What you should do –
Take each line of the material that includes "JSON" and copy it.
BEGIN
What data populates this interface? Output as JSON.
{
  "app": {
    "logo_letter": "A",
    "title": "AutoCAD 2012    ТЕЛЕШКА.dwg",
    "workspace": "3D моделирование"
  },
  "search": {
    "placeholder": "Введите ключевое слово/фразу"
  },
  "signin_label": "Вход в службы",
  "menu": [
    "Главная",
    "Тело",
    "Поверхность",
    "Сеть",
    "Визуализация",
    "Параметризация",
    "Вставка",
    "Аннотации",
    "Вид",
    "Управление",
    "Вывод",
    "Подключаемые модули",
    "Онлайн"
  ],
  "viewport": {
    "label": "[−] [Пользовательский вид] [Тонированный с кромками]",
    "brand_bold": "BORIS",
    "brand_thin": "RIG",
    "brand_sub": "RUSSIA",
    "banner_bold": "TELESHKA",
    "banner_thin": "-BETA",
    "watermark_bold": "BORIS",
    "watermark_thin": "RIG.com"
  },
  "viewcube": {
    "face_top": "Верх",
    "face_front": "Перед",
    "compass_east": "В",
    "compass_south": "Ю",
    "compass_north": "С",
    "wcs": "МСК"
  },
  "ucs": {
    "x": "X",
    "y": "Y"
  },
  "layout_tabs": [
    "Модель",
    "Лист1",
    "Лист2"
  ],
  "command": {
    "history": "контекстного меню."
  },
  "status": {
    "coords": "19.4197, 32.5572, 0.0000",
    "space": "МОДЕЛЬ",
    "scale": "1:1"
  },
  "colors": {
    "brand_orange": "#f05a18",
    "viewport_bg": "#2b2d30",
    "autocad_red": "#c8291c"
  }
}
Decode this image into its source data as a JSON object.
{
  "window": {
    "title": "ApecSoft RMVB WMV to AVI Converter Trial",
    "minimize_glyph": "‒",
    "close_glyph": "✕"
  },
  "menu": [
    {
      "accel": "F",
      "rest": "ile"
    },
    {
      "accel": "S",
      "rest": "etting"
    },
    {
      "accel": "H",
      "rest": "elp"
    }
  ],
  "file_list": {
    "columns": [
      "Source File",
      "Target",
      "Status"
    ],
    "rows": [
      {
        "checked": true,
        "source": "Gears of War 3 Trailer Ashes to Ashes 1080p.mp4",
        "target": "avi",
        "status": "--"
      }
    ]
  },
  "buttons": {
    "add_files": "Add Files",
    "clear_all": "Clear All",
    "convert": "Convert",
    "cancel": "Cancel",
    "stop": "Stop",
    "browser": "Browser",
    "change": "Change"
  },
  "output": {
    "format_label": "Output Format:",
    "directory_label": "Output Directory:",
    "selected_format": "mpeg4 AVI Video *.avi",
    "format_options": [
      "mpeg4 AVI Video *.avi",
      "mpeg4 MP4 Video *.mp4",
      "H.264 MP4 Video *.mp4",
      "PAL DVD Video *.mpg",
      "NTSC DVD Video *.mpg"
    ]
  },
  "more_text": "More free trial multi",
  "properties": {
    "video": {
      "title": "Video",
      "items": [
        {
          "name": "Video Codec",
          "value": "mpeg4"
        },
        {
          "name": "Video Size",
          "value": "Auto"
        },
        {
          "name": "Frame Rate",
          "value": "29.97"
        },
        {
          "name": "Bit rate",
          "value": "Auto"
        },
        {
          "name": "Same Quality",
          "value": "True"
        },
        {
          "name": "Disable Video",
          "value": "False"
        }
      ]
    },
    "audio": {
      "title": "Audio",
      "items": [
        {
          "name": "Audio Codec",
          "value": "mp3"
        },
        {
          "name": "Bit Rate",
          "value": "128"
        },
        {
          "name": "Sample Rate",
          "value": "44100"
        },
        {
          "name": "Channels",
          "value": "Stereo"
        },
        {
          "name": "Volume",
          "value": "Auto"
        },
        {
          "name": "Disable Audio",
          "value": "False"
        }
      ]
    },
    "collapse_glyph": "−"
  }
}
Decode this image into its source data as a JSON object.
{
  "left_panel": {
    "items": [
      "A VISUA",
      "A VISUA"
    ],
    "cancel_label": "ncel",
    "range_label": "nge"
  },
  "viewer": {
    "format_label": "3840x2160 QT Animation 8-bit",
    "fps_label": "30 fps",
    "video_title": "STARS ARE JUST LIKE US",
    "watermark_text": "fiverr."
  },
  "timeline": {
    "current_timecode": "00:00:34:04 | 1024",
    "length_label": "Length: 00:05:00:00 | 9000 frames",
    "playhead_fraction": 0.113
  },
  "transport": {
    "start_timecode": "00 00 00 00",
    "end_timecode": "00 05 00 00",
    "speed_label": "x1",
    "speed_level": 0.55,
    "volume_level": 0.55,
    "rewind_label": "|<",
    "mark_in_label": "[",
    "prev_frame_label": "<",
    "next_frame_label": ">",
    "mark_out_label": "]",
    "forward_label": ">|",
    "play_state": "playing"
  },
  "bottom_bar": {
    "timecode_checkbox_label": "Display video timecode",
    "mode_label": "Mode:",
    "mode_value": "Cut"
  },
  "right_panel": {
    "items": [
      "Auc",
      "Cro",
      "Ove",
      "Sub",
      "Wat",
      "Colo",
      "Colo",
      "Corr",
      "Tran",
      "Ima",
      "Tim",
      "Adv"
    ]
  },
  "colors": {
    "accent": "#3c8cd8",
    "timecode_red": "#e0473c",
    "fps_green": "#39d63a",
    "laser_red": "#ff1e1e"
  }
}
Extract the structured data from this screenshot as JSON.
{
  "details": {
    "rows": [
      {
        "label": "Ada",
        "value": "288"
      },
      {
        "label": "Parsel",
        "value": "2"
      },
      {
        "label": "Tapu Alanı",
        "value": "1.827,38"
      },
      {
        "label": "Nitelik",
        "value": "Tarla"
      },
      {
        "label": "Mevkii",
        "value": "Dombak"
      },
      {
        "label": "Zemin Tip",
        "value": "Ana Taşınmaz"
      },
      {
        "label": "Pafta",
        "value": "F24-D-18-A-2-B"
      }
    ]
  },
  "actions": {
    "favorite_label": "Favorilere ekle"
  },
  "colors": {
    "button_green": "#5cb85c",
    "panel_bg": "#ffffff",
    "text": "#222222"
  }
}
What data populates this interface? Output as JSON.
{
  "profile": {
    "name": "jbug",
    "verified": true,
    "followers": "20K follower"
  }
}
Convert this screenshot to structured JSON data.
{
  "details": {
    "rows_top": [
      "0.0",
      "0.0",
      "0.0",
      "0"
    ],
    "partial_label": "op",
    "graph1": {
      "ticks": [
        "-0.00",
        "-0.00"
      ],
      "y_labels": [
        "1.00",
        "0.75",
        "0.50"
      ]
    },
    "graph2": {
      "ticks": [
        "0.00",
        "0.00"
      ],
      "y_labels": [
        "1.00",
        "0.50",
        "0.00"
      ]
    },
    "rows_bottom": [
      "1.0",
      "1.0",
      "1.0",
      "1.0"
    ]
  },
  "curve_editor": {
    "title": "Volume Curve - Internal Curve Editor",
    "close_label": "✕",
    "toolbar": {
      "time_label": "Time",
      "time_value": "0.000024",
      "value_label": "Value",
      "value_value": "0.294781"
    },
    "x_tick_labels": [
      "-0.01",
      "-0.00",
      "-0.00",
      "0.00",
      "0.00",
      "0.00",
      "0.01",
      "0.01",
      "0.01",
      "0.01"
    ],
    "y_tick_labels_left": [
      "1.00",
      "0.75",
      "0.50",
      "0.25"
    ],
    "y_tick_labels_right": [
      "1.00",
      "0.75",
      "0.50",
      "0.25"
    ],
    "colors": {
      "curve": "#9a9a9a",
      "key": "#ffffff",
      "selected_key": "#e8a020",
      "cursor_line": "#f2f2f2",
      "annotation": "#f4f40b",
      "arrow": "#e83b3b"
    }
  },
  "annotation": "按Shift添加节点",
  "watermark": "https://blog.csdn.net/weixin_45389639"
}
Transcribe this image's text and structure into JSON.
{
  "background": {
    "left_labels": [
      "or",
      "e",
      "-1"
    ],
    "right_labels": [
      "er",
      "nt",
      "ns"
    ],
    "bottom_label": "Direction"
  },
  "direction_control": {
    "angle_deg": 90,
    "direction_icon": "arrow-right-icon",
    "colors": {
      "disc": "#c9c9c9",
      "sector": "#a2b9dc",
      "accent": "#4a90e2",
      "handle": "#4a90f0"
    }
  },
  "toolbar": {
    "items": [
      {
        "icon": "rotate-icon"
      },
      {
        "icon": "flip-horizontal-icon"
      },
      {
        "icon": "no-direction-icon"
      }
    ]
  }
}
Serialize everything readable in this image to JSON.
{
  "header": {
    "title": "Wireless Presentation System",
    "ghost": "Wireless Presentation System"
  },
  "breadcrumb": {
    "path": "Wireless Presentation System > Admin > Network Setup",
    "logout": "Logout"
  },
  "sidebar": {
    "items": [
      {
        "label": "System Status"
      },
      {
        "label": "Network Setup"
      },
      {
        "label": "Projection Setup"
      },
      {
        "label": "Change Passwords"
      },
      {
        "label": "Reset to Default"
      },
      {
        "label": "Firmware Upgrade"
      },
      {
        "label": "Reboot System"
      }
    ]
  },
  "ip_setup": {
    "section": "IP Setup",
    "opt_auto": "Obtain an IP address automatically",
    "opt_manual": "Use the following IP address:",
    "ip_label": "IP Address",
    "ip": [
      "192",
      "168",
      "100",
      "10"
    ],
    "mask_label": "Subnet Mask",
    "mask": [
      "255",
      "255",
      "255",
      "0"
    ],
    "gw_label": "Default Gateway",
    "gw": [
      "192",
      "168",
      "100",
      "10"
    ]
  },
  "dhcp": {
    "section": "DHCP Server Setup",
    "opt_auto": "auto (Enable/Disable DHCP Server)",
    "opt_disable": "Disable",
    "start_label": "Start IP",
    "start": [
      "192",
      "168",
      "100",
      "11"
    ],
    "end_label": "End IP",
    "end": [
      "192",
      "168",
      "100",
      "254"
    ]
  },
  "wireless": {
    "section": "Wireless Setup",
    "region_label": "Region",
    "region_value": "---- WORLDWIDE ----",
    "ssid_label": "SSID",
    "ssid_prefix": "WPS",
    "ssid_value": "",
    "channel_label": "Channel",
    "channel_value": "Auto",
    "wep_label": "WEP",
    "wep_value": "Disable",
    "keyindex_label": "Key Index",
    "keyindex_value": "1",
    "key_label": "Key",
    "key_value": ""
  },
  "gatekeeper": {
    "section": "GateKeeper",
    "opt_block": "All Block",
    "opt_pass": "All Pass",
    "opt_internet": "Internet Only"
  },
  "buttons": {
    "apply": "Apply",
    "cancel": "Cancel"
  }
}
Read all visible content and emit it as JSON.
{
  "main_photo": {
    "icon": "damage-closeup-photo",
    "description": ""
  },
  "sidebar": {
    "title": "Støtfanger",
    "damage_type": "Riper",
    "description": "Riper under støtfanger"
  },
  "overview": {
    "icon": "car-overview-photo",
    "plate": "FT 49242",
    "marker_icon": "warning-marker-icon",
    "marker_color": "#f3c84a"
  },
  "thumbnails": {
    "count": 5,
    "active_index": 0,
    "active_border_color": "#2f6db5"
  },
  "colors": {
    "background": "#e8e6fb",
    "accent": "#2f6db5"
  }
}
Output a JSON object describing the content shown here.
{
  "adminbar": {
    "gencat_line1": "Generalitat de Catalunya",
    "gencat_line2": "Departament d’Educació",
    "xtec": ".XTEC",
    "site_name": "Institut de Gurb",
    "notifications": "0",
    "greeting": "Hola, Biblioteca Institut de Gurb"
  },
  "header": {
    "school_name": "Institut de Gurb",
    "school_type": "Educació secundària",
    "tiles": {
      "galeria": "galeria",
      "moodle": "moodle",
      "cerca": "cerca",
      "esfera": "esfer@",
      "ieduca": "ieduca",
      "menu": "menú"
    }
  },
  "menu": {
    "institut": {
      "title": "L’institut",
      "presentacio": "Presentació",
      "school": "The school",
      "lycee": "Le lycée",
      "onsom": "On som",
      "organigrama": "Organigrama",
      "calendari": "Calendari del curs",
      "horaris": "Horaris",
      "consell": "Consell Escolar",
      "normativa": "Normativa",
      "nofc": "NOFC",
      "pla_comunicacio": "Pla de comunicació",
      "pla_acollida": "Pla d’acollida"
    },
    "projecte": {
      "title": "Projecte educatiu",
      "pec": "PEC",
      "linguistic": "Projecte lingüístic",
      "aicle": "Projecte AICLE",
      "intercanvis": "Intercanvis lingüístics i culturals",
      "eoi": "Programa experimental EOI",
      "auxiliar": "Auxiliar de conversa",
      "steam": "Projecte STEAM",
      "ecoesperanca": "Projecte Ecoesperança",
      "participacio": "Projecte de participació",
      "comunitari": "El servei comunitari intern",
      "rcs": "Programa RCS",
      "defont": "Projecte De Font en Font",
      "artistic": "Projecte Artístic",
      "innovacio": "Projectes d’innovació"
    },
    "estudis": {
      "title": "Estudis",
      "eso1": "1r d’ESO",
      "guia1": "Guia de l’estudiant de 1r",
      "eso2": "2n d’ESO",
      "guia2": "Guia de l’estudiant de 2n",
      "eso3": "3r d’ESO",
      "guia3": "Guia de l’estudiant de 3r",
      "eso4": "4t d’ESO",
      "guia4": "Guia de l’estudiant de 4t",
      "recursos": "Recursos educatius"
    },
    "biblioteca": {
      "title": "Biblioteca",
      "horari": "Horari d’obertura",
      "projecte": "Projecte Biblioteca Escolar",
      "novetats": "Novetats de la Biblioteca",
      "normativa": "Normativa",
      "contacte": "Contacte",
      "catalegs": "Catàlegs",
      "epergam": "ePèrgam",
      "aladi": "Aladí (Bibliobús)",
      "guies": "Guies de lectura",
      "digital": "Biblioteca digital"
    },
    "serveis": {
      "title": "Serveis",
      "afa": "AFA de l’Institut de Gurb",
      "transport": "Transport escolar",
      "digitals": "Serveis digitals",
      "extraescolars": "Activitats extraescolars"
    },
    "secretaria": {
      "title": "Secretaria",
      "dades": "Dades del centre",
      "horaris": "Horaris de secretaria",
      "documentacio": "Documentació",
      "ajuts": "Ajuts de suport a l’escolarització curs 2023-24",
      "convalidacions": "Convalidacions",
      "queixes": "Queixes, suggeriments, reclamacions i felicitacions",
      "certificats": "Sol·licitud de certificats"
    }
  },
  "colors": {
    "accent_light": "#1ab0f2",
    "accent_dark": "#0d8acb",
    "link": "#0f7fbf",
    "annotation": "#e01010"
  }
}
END
Written response –
What data populates this interface? Output as JSON.
Decode this image into its source data as a JSON object.
Decode this image into its source data as a JSON object.
Extract the structured data from this screenshot as JSON.
What data populates this interface? Output as JSON.
Convert this screenshot to structured JSON data.
Transcribe this image's text and structure into JSON.
Serialize everything readable in this image to JSON.
Read all visible content and emit it as JSON.
Output a JSON object describing the content shown here.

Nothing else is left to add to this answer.